After Duane moved to Albany in 1999, she inherited his district, which includes the Manhattan West Side neighborhoods of Greenwich Village, Chelsea and Hell’s Kitchen, as well as parts of Soho and, on the east side, part of tony Murray Hill. Quinn’s colleagues overwhelmingly elected her speaker in 2006, the second-most powerful position in city government after the mayor.
Controversial Stands By a Powerful Politician

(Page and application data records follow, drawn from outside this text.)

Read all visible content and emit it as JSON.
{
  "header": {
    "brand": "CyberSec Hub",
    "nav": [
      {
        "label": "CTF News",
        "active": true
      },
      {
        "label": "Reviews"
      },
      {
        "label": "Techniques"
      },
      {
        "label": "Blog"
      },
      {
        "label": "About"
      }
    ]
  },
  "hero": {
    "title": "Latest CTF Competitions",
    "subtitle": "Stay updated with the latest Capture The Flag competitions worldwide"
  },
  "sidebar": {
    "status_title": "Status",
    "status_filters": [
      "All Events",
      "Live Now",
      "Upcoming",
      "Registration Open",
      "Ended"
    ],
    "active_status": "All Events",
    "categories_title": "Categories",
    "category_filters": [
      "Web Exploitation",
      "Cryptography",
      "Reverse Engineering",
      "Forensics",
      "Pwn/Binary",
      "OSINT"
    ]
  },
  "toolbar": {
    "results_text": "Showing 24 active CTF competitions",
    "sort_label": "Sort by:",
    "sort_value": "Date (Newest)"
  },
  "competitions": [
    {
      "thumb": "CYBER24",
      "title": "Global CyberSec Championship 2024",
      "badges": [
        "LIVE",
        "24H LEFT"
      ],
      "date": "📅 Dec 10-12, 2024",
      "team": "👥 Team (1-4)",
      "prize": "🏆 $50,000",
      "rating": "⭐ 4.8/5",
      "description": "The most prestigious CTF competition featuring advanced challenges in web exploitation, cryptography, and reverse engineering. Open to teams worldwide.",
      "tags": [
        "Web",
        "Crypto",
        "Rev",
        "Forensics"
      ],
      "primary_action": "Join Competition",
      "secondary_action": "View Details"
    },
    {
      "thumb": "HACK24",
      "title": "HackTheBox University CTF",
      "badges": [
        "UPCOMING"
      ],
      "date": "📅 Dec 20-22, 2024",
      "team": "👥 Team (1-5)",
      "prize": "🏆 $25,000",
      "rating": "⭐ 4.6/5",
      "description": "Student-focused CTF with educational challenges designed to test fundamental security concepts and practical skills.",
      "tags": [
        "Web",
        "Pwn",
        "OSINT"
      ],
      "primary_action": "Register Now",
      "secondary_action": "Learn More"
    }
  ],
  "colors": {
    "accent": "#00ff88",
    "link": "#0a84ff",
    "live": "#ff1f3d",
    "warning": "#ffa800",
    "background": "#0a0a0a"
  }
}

While Quinn has clearly shattered the glass ceiling of New York City politics, she has also cultivated a growing list of detractors. They oppose her stances on contentious issues, most notably her vigorous backing of an extension of the city’s term limits - passed not once but twice by the city’s voters - that allowed her, Mayor Michael Bloomberg and other incumbents to run for a third term in 2009. A City Council slush fund scandal that erupted in 2008 also hurt her reputation. Quinn came under fire for her failure to thwart the closure of St. Vincent’s Hospital, a pioneer institution servicing people with AIDS and the only hospital in Greenwich Village. She alienated First Amendment advocates when she backed a New York Police Department policy that requires groups of more than 50 people to obtain a permit to assemble. In addition, she angered her gay constituents by fighting against the increase in clubs sprouting up across West Chelsea - especially the notorious Limelight, now closed.

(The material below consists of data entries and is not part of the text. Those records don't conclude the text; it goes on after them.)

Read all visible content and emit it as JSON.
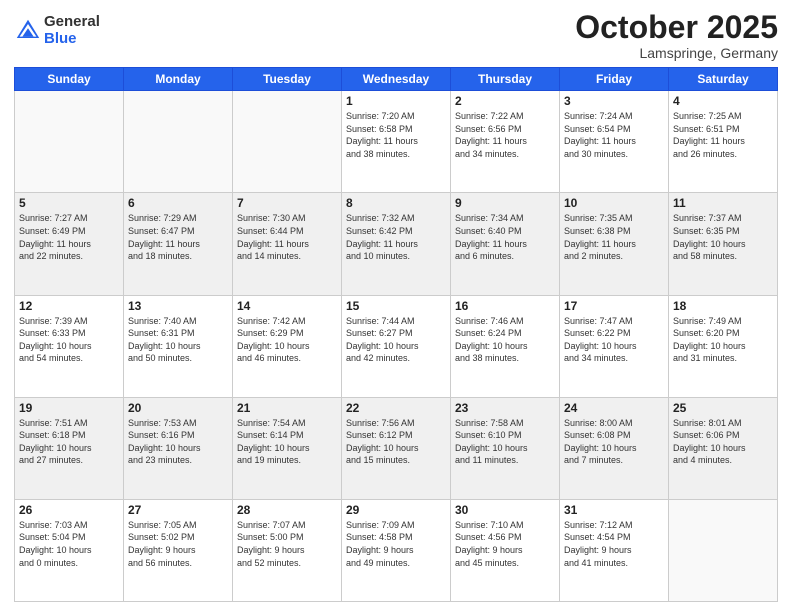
{
  "header": {
    "logo_general": "General",
    "logo_blue": "Blue",
    "title": "October 2025",
    "location": "Lamspringe, Germany"
  },
  "days_of_week": [
    "Sunday",
    "Monday",
    "Tuesday",
    "Wednesday",
    "Thursday",
    "Friday",
    "Saturday"
  ],
  "weeks": [
    [
      {
        "num": "",
        "info": ""
      },
      {
        "num": "",
        "info": ""
      },
      {
        "num": "",
        "info": ""
      },
      {
        "num": "1",
        "info": "Sunrise: 7:20 AM\nSunset: 6:58 PM\nDaylight: 11 hours\nand 38 minutes."
      },
      {
        "num": "2",
        "info": "Sunrise: 7:22 AM\nSunset: 6:56 PM\nDaylight: 11 hours\nand 34 minutes."
      },
      {
        "num": "3",
        "info": "Sunrise: 7:24 AM\nSunset: 6:54 PM\nDaylight: 11 hours\nand 30 minutes."
      },
      {
        "num": "4",
        "info": "Sunrise: 7:25 AM\nSunset: 6:51 PM\nDaylight: 11 hours\nand 26 minutes."
      }
    ],
    [
      {
        "num": "5",
        "info": "Sunrise: 7:27 AM\nSunset: 6:49 PM\nDaylight: 11 hours\nand 22 minutes."
      },
      {
        "num": "6",
        "info": "Sunrise: 7:29 AM\nSunset: 6:47 PM\nDaylight: 11 hours\nand 18 minutes."
      },
      {
        "num": "7",
        "info": "Sunrise: 7:30 AM\nSunset: 6:44 PM\nDaylight: 11 hours\nand 14 minutes."
      },
      {
        "num": "8",
        "info": "Sunrise: 7:32 AM\nSunset: 6:42 PM\nDaylight: 11 hours\nand 10 minutes."
      },
      {
        "num": "9",
        "info": "Sunrise: 7:34 AM\nSunset: 6:40 PM\nDaylight: 11 hours\nand 6 minutes."
      },
      {
        "num": "10",
        "info": "Sunrise: 7:35 AM\nSunset: 6:38 PM\nDaylight: 11 hours\nand 2 minutes."
      },
      {
        "num": "11",
        "info": "Sunrise: 7:37 AM\nSunset: 6:35 PM\nDaylight: 10 hours\nand 58 minutes."
      }
    ],
    [
      {
        "num": "12",
        "info": "Sunrise: 7:39 AM\nSunset: 6:33 PM\nDaylight: 10 hours\nand 54 minutes."
      },
      {
        "num": "13",
        "info": "Sunrise: 7:40 AM\nSunset: 6:31 PM\nDaylight: 10 hours\nand 50 minutes."
      },
      {
        "num": "14",
        "info": "Sunrise: 7:42 AM\nSunset: 6:29 PM\nDaylight: 10 hours\nand 46 minutes."
      },
      {
        "num": "15",
        "info": "Sunrise: 7:44 AM\nSunset: 6:27 PM\nDaylight: 10 hours\nand 42 minutes."
      },
      {
        "num": "16",
        "info": "Sunrise: 7:46 AM\nSunset: 6:24 PM\nDaylight: 10 hours\nand 38 minutes."
      },
      {
        "num": "17",
        "info": "Sunrise: 7:47 AM\nSunset: 6:22 PM\nDaylight: 10 hours\nand 34 minutes."
      },
      {
        "num": "18",
        "info": "Sunrise: 7:49 AM\nSunset: 6:20 PM\nDaylight: 10 hours\nand 31 minutes."
      }
    ],
    [
      {
        "num": "19",
        "info": "Sunrise: 7:51 AM\nSunset: 6:18 PM\nDaylight: 10 hours\nand 27 minutes."
      },
      {
        "num": "20",
        "info": "Sunrise: 7:53 AM\nSunset: 6:16 PM\nDaylight: 10 hours\nand 23 minutes."
      },
      {
        "num": "21",
        "info": "Sunrise: 7:54 AM\nSunset: 6:14 PM\nDaylight: 10 hours\nand 19 minutes."
      },
      {
        "num": "22",
        "info": "Sunrise: 7:56 AM\nSunset: 6:12 PM\nDaylight: 10 hours\nand 15 minutes."
      },
      {
        "num": "23",
        "info": "Sunrise: 7:58 AM\nSunset: 6:10 PM\nDaylight: 10 hours\nand 11 minutes."
      },
      {
        "num": "24",
        "info": "Sunrise: 8:00 AM\nSunset: 6:08 PM\nDaylight: 10 hours\nand 7 minutes."
      },
      {
        "num": "25",
        "info": "Sunrise: 8:01 AM\nSunset: 6:06 PM\nDaylight: 10 hours\nand 4 minutes."
      }
    ],
    [
      {
        "num": "26",
        "info": "Sunrise: 7:03 AM\nSunset: 5:04 PM\nDaylight: 10 hours\nand 0 minutes."
      },
      {
        "num": "27",
        "info": "Sunrise: 7:05 AM\nSunset: 5:02 PM\nDaylight: 9 hours\nand 56 minutes."
      },
      {
        "num": "28",
        "info": "Sunrise: 7:07 AM\nSunset: 5:00 PM\nDaylight: 9 hours\nand 52 minutes."
      },
      {
        "num": "29",
        "info": "Sunrise: 7:09 AM\nSunset: 4:58 PM\nDaylight: 9 hours\nand 49 minutes."
      },
      {
        "num": "30",
        "info": "Sunrise: 7:10 AM\nSunset: 4:56 PM\nDaylight: 9 hours\nand 45 minutes."
      },
      {
        "num": "31",
        "info": "Sunrise: 7:12 AM\nSunset: 4:54 PM\nDaylight: 9 hours\nand 41 minutes."
      },
      {
        "num": "",
        "info": ""
      }
    ]
  ]
}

Bloomberg’s apparent efforts to groom Quinn as his heir apparent have certainly not curried favor among progressive Democrats who comprise the bulk of her base. They have long mocked Bloomberg as a party-jumping plutocrat who bought the mayoralty with his personal fortune. But Quinn has developed a close personal and professional relationship with the billionaire mayor. In August,
the New York Times Bloomberg’s strong preference for Quinn to succeed him as "the worst-kept secret in City Hall."

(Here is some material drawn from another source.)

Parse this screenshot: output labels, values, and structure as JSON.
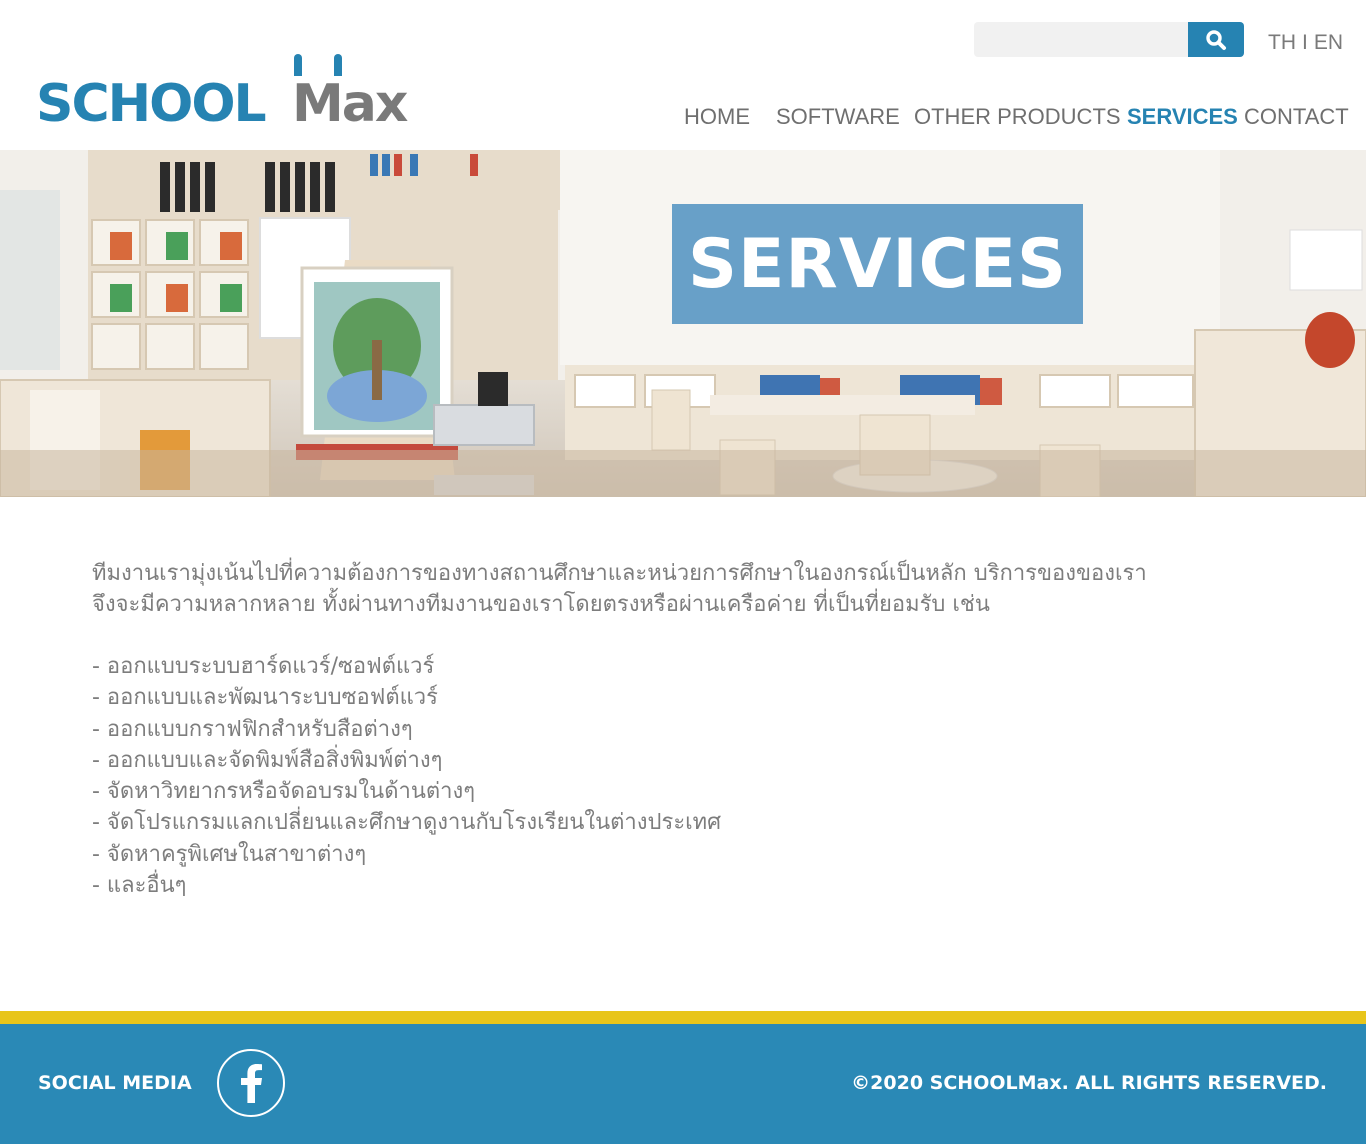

In many eyes, Quinn has morphed from an activist to a member of the political establishment who puts business interests first. Most recently, she has come in for severe criticism for not backing a "living wage" bill. As the Times put it, "To critics, she is Mr. Bloomberg’s lapdog and a sellout to business." But her supporters point out that, to win office in such a large, diverse city, a would-be mayor has to appeal to a broad spectrum of constituencies, from Upper West Side liberals to Hasidic Jews in Brooklyn.
"It’s very important to have LGBT representation in terms of both qualified candidates and competent officials," said Yetta Kurland, a civil rights lawyer who ran against Quinn in the 2009 Democratic primary that pit the two out lesbians against other. Then again, the idea two such people would run against each other is not so surprising in a district that identifies as LGBT to the 30th percentile. Quinn received 52 percent of the vote in that election. Kurland’s 31 percent was seen as a rebuff by many constituents of what they consider her increasingly close ties to the city’s business establishment and Bloomberg himself. (Third candidate Maria Pessannante-Derr won the other 16 percent of the vote.)
"When I ran against her, I ran as an openly LGBT candidate," said Kurland. "The more people who run in a specific race, the better. I hope that by a competitive race against Christine Quinn, it raised the bar for her - and certainly for me."
Quinn did not respond to requests by EDGE for comment, but speculation over her expected mayoral campaign continues to captivate those within the five boroughs and beyond who would certainly welcome a lesbian in Gracie Mansion. "What we want is LGBT people in public service and we want them in appointed positions and we want them in elected positions," said Wolfe. "Gaining our civil rights in a city, a county, a state or at the federal level, the thing that happens first is we gain power, and we gain power by winning elections."